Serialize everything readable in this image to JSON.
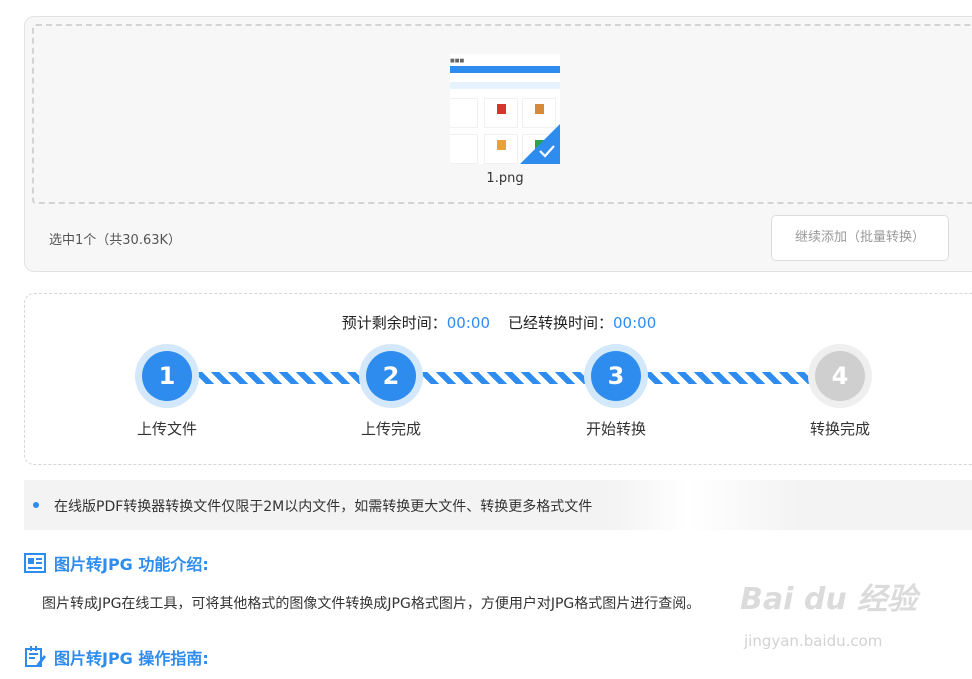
{
  "upload": {
    "file_name": "1.png",
    "selection_info": "选中1个（共30.63K）",
    "add_more_label": "继续添加（批量转换）"
  },
  "progress": {
    "remaining_label": "预计剩余时间：",
    "remaining_value": "00:00",
    "elapsed_label": "已经转换时间：",
    "elapsed_value": "00:00",
    "steps": [
      {
        "number": "1",
        "label": "上传文件",
        "state": "active"
      },
      {
        "number": "2",
        "label": "上传完成",
        "state": "active"
      },
      {
        "number": "3",
        "label": "开始转换",
        "state": "active"
      },
      {
        "number": "4",
        "label": "转换完成",
        "state": "inactive"
      }
    ]
  },
  "notice": {
    "text": "在线版PDF转换器转换文件仅限于2M以内文件，如需转换更大文件、转换更多格式文件"
  },
  "sections": {
    "intro_title": "图片转JPG 功能介绍:",
    "intro_body": "图片转成JPG在线工具，可将其他格式的图像文件转换成JPG格式图片，方便用户对JPG格式图片进行查阅。",
    "guide_title": "图片转JPG 操作指南:"
  },
  "watermark": {
    "main": "Bai du 经验",
    "sub": "jingyan.baidu.com"
  },
  "colors": {
    "accent": "#2f8cef",
    "inactive": "#cfcfcf"
  },
  "icons": {
    "intro": "article-icon",
    "guide": "edit-note-icon",
    "thumb_check": "check-icon"
  }
}
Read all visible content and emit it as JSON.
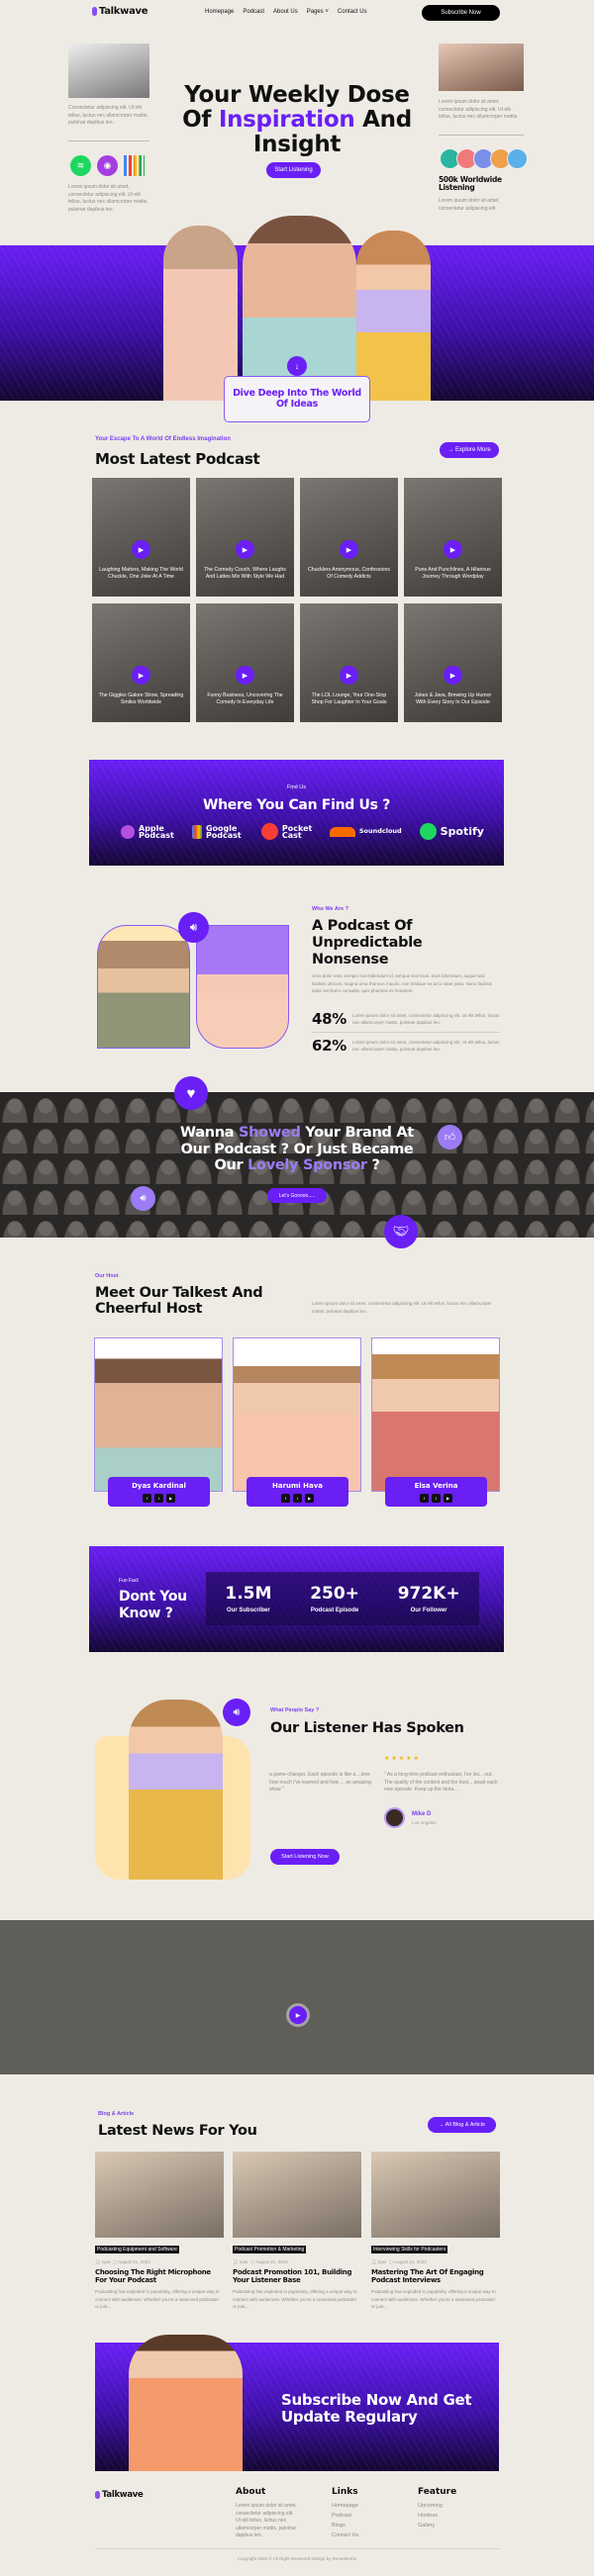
{
  "nav": {
    "logo": "Talkwave",
    "items": [
      "Homepage",
      "Podcast",
      "About Us",
      "Pages",
      "Contact Us"
    ],
    "subscribe": "Subscribe Now"
  },
  "hero": {
    "title_a": "Your Weekly Dose",
    "title_b": "Of ",
    "title_accent": "Inspiration",
    "title_c": " And",
    "title_d": "Insight",
    "cta": "Start Listening",
    "left_text1": "Consectetur adipiscing elit. Ut elit tellus, luctus nec ullamcorper mattis, pulvinar dapibus leo.",
    "left_text2": "Lorem ipsum dolor sit amet, consectetur adipiscing elit. Ut elit tellus, luctus nec ullamcorper mattis, pulvinar dapibus leo.",
    "right_text1": "Lorem ipsum dolor sit amet, consectetur adipiscing elit. Ut elit tellus, luctus nec ullamcorper mattis.",
    "listening": "500k Worldwide Listening",
    "right_text2": "Lorem ipsum dolor sit amet, consectetur adipiscing elit",
    "dive": "Dive Deep Into The World Of Ideas"
  },
  "latest": {
    "tag": "Your Escape To A World Of Endless Imagination",
    "title": "Most Latest Podcast",
    "button": "→ Explore More",
    "cards": [
      "Laughing Matters, Making The World Chuckle, One Joke At A Time",
      "The Comedy Couch, Where Laughs And Lattes Mix With Style We Had",
      "Chucklers Anonymous, Confessions Of Comedy Addicts",
      "Puns And Punchlines, A Hilarious Journey Through Wordplay",
      "The Giggles Galore Show, Spreading Smiles Worldwide",
      "Funny Business, Uncovering The Comedy In Everyday Life",
      "The LOL Lounge, Your One-Stop Shop For Laughter In Your Goals",
      "Jokes & Java, Brewing Up Humor With Every Story In Our Episode"
    ]
  },
  "find": {
    "tag": "Find Us",
    "title": "Where You Can Find Us ?",
    "platforms": [
      {
        "name": "Apple Podcast",
        "color": "#b44fe0"
      },
      {
        "name": "Google Podcast",
        "color": "#f2b400"
      },
      {
        "name": "Pocket Cast",
        "color": "#f43e37"
      },
      {
        "name": "Soundcloud",
        "color": "#ff6a00"
      },
      {
        "name": "Spotify",
        "color": "#1ed760"
      }
    ]
  },
  "about": {
    "tag": "Who We Are ?",
    "title": "A Podcast Of Unpredictable Nonsense",
    "text": "Cras dolor erat, semper non bibendum id, tempus sed risus. Duis bibendum, augue sed facilisis ultrices, magna urna rhoncus mauris, non tristique ex arcu vitae justo. Nunc facilisis dolor vel libero convallis, quis pharetra mi hendrerit.",
    "stats": [
      {
        "value": "48%",
        "text": "Lorem ipsum dolor sit amet, consectetur adipiscing elit. Ut elit tellus, luctus nec ullamcorper mattis, pulvinar dapibus leo."
      },
      {
        "value": "62%",
        "text": "Lorem ipsum dolor sit amet, consectetur adipiscing elit. Ut elit tellus, luctus nec ullamcorper mattis, pulvinar dapibus leo."
      }
    ]
  },
  "sponsor": {
    "t1": "Wanna ",
    "t1a": "Showed",
    "t1b": " Your Brand At",
    "t2": "Our Podcast ? Or Just Became",
    "t3": "Our ",
    "t3a": "Lovely Sponsor",
    "t3b": " ?",
    "button": "Let's Gooooo....."
  },
  "hosts": {
    "tag": "Our Host",
    "title": "Meet Our Talkest And Cheerful Host",
    "text": "Lorem ipsum dolor sit amet, consectetur adipiscing elit. Ut elit tellus, luctus nec ullamcorper mattis, pulvinar dapibus leo.",
    "people": [
      {
        "name": "Dyas Kardinal"
      },
      {
        "name": "Harumi Hava"
      },
      {
        "name": "Elsa Verina"
      }
    ]
  },
  "funfact": {
    "tag": "Fun Fact",
    "title": "Dont You Know ?",
    "stats": [
      {
        "value": "1.5M",
        "label": "Our Subscriber"
      },
      {
        "value": "250+",
        "label": "Podcast Episode"
      },
      {
        "value": "972K+",
        "label": "Our Follower"
      }
    ]
  },
  "testimonials": {
    "tag": "What People Say ?",
    "title": "Our Listener Has Spoken",
    "rating": 5,
    "quote1": "a game-changer. Each episode is like a ...ieve how much I've learned and how ... an amazing show \"",
    "quote2": "\" As a long-time podcast enthusiast, I've list... out. The quality of the content and the host... await each new episode. Keep up the fanta...",
    "author": "Mike D",
    "location": "Los Angeles",
    "button": "Start Listening Now"
  },
  "blog": {
    "tag": "Blog & Article",
    "title": "Latest News For You",
    "button": "→ All Blog & Article",
    "posts": [
      {
        "category": "Podcasting Equipment and Software",
        "author": "tyas",
        "date": "August 21, 2023",
        "title": "Choosing The Right Microphone For Your Podcast",
        "excerpt": "Podcasting has exploded in popularity, offering a unique way to connect with audiences. Whether you're a seasoned podcaster or just..."
      },
      {
        "category": "Podcast Promotion & Marketing",
        "author": "tyas",
        "date": "August 21, 2023",
        "title": "Podcast Promotion 101, Building Your Listener Base",
        "excerpt": "Podcasting has exploded in popularity, offering a unique way to connect with audiences. Whether you're a seasoned podcaster or just..."
      },
      {
        "category": "Interviewing Skills for Podcasters",
        "author": "tyas",
        "date": "August 21, 2023",
        "title": "Mastering The Art Of Engaging Podcast Interviews",
        "excerpt": "Podcasting has exploded in popularity, offering a unique way to connect with audiences. Whether you're a seasoned podcaster or just..."
      }
    ]
  },
  "subscribe": {
    "title": "Subscribe Now And Get Update Regulary"
  },
  "footer": {
    "logo": "Talkwave",
    "about_h": "About",
    "about": "Lorem ipsum dolor sit amet, consectetur adipiscing elit. Ut elit tellus, luctus nec ullamcorper mattis, pulvinar dapibus leo.",
    "links_h": "Links",
    "links": [
      "Homepage",
      "Podcast",
      "Blogs",
      "Contact Us"
    ],
    "feature_h": "Feature",
    "features": [
      "Upcoming",
      "Hostess",
      "Gallery"
    ],
    "copyright": "Copyright 2023 © All Right Reserved Design by Rometheme"
  },
  "colors": {
    "accent": "#6a1ff5",
    "background": "#eeebe5"
  }
}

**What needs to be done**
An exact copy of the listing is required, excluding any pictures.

**Response area**
Serialize everything readable in this image to JSON.
{
  "upload": {
    "file_name": "1.png",
    "selection_info": "选中1个（共30.63K）",
    "add_more_label": "继续添加（批量转换）"
  },
  "progress": {
    "remaining_label": "预计剩余时间：",
    "remaining_value": "00:00",
    "elapsed_label": "已经转换时间：",
    "elapsed_value": "00:00",
    "steps": [
      {
        "number": "1",
        "label": "上传文件",
        "state": "active"
      },
      {
        "number": "2",
        "label": "上传完成",
        "state": "active"
      },
      {
        "number": "3",
        "label": "开始转换",
        "state": "active"
      },
      {
        "number": "4",
        "label": "转换完成",
        "state": "inactive"
      }
    ]
  },
  "notice": {
    "text": "在线版PDF转换器转换文件仅限于2M以内文件，如需转换更大文件、转换更多格式文件"
  },
  "sections": {
    "intro_title": "图片转JPG 功能介绍:",
    "intro_body": "图片转成JPG在线工具，可将其他格式的图像文件转换成JPG格式图片，方便用户对JPG格式图片进行查阅。",
    "guide_title": "图片转JPG 操作指南:"
  },
  "watermark": {
    "main": "Bai du 经验",
    "sub": "jingyan.baidu.com"
  },
  "colors": {
    "accent": "#2f8cef",
    "inactive": "#cfcfcf"
  },
  "icons": {
    "intro": "article-icon",
    "guide": "edit-note-icon",
    "thumb_check": "check-icon"
  }
}
Read all visible content and emit it as JSON.
{
  "nav": {
    "logo": "Talkwave",
    "items": [
      "Homepage",
      "Podcast",
      "About Us",
      "Pages",
      "Contact Us"
    ],
    "subscribe": "Subscribe Now"
  },
  "hero": {
    "title_a": "Your Weekly Dose",
    "title_b": "Of ",
    "title_accent": "Inspiration",
    "title_c": " And",
    "title_d": "Insight",
    "cta": "Start Listening",
    "left_text1": "Consectetur adipiscing elit. Ut elit tellus, luctus nec ullamcorper mattis, pulvinar dapibus leo.",
    "left_text2": "Lorem ipsum dolor sit amet, consectetur adipiscing elit. Ut elit tellus, luctus nec ullamcorper mattis, pulvinar dapibus leo.",
    "right_text1": "Lorem ipsum dolor sit amet, consectetur adipiscing elit. Ut elit tellus, luctus nec ullamcorper mattis.",
    "listening": "500k Worldwide Listening",
    "right_text2": "Lorem ipsum dolor sit amet, consectetur adipiscing elit",
    "dive": "Dive Deep Into The World Of Ideas"
  },
  "latest": {
    "tag": "Your Escape To A World Of Endless Imagination",
    "title": "Most Latest Podcast",
    "button": "→ Explore More",
    "cards": [
      "Laughing Matters, Making The World Chuckle, One Joke At A Time",
      "The Comedy Couch, Where Laughs And Lattes Mix With Style We Had",
      "Chucklers Anonymous, Confessions Of Comedy Addicts",
      "Puns And Punchlines, A Hilarious Journey Through Wordplay",
      "The Giggles Galore Show, Spreading Smiles Worldwide",
      "Funny Business, Uncovering The Comedy In Everyday Life",
      "The LOL Lounge, Your One-Stop Shop For Laughter In Your Goals",
      "Jokes & Java, Brewing Up Humor With Every Story In Our Episode"
    ]
  },
  "find": {
    "tag": "Find Us",
    "title": "Where You Can Find Us ?",
    "platforms": [
      {
        "name": "Apple Podcast",
        "color": "#b44fe0"
      },
      {
        "name": "Google Podcast",
        "color": "#f2b400"
      },
      {
        "name": "Pocket Cast",
        "color": "#f43e37"
      },
      {
        "name": "Soundcloud",
        "color": "#ff6a00"
      },
      {
        "name": "Spotify",
        "color": "#1ed760"
      }
    ]
  },
  "about": {
    "tag": "Who We Are ?",
    "title": "A Podcast Of Unpredictable Nonsense",
    "text": "Cras dolor erat, semper non bibendum id, tempus sed risus. Duis bibendum, augue sed facilisis ultrices, magna urna rhoncus mauris, non tristique ex arcu vitae justo. Nunc facilisis dolor vel libero convallis, quis pharetra mi hendrerit.",
    "stats": [
      {
        "value": "48%",
        "text": "Lorem ipsum dolor sit amet, consectetur adipiscing elit. Ut elit tellus, luctus nec ullamcorper mattis, pulvinar dapibus leo."
      },
      {
        "value": "62%",
        "text": "Lorem ipsum dolor sit amet, consectetur adipiscing elit. Ut elit tellus, luctus nec ullamcorper mattis, pulvinar dapibus leo."
      }
    ]
  },
  "sponsor": {
    "t1": "Wanna ",
    "t1a": "Showed",
    "t1b": " Your Brand At",
    "t2": "Our Podcast ? Or Just Became",
    "t3": "Our ",
    "t3a": "Lovely Sponsor",
    "t3b": " ?",
    "button": "Let's Gooooo....."
  },
  "hosts": {
    "tag": "Our Host",
    "title": "Meet Our Talkest And Cheerful Host",
    "text": "Lorem ipsum dolor sit amet, consectetur adipiscing elit. Ut elit tellus, luctus nec ullamcorper mattis, pulvinar dapibus leo.",
    "people": [
      {
        "name": "Dyas Kardinal"
      },
      {
        "name": "Harumi Hava"
      },
      {
        "name": "Elsa Verina"
      }
    ]
  },
  "funfact": {
    "tag": "Fun Fact",
    "title": "Dont You Know ?",
    "stats": [
      {
        "value": "1.5M",
        "label": "Our Subscriber"
      },
      {
        "value": "250+",
        "label": "Podcast Episode"
      },
      {
        "value": "972K+",
        "label": "Our Follower"
      }
    ]
  },
  "testimonials": {
    "tag": "What People Say ?",
    "title": "Our Listener Has Spoken",
    "rating": 5,
    "quote1": "a game-changer. Each episode is like a ...ieve how much I've learned and how ... an amazing show \"",
    "quote2": "\" As a long-time podcast enthusiast, I've list... out. The quality of the content and the host... await each new episode. Keep up the fanta...",
    "author": "Mike D",
    "location": "Los Angeles",
    "button": "Start Listening Now"
  },
  "blog": {
    "tag": "Blog & Article",
    "title": "Latest News For You",
    "button": "→ All Blog & Article",
    "posts": [
      {
        "category": "Podcasting Equipment and Software",
        "author": "tyas",
        "date": "August 21, 2023",
        "title": "Choosing The Right Microphone For Your Podcast",
        "excerpt": "Podcasting has exploded in popularity, offering a unique way to connect with audiences. Whether you're a seasoned podcaster or just..."
      },
      {
        "category": "Podcast Promotion & Marketing",
        "author": "tyas",
        "date": "August 21, 2023",
        "title": "Podcast Promotion 101, Building Your Listener Base",
        "excerpt": "Podcasting has exploded in popularity, offering a unique way to connect with audiences. Whether you're a seasoned podcaster or just..."
      },
      {
        "category": "Interviewing Skills for Podcasters",
        "author": "tyas",
        "date": "August 21, 2023",
        "title": "Mastering The Art Of Engaging Podcast Interviews",
        "excerpt": "Podcasting has exploded in popularity, offering a unique way to connect with audiences. Whether you're a seasoned podcaster or just..."
      }
    ]
  },
  "subscribe": {
    "title": "Subscribe Now And Get Update Regulary"
  },
  "footer": {
    "logo": "Talkwave",
    "about_h": "About",
    "about": "Lorem ipsum dolor sit amet, consectetur adipiscing elit. Ut elit tellus, luctus nec ullamcorper mattis, pulvinar dapibus leo.",
    "links_h": "Links",
    "links": [
      "Homepage",
      "Podcast",
      "Blogs",
      "Contact Us"
    ],
    "feature_h": "Feature",
    "features": [
      "Upcoming",
      "Hostess",
      "Gallery"
    ],
    "copyright": "Copyright 2023 © All Right Reserved Design by Rometheme"
  },
  "colors": {
    "accent": "#6a1ff5",
    "background": "#eeebe5"
  }
}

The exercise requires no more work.